Monroe H. Freedman, a professor at Hofstra University’s School of Law, agreed.
“A judge is required to recuse himself if, among other things, his impartiality might reasonably be questioned,” Freedman said. “I would not say that the judge’s daughter’s involvement with gay rights cases in other courts meets that standard.”
Rosenblatt was appointed to the court in 1998 by Governor George E. Pataki. His first judgeship came in 1976. Now 70, he will resign from the court at the end of this year.
Rosenblatt may be trying to guard the integrity of the Court of Appeals by not sitting on a case in which he is even distantly involved with one of the parties.
“Judges may recuse themselves even if they don’t have to,” Gillers said. “Judges may step aside because they want to ensure that the public has confidence in the result.”
Even if Rosenblatt does not have to quit the case, he may be trying to protect his relationship with his daughter.

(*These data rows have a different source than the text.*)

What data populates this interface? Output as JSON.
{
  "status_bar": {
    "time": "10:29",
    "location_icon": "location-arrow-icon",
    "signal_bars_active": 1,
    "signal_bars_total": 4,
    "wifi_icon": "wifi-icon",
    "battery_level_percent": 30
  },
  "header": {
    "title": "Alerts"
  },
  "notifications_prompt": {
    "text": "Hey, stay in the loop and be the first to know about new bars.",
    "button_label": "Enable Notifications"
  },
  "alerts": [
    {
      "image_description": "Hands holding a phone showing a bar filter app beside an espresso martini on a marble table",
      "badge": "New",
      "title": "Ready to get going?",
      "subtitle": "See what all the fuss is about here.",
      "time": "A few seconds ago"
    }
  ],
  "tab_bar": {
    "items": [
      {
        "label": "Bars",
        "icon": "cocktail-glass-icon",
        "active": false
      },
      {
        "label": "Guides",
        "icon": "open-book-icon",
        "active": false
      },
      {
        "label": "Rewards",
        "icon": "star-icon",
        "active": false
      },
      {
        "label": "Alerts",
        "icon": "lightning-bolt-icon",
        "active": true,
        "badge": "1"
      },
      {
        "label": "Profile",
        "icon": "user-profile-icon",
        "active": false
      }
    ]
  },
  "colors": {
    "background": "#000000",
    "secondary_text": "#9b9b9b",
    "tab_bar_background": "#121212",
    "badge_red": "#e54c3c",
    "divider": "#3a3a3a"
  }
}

“The recusal standard is objective,” Freedman said. “It’s what a reasonable person might question… If a reasonable person might question his impartiality, that’s enough. At the same time, if a judge decides that this case does not fall in that category, a judge can make a subjective judgment that he is not comfortable, because of his family situation, about his ability to lean one way or another.”
Freedman added, “I would not want to be sitting on a case in which I knew that one of my children had a very strong interest in the outcome.”
While it is routine to “vouch in a judge,” as Spencer put it, after a deadlock, recruiting a tie-braker could also create problems.
“That means that judge has a lot of power,” Gillers said.
Other than confirming that no party had asked Rosenblatt to leave the case, none of the parties responded to requests for comment. Elizabeth L. Rosenblatt did not respond to a phone message and an e-mail seeking comment.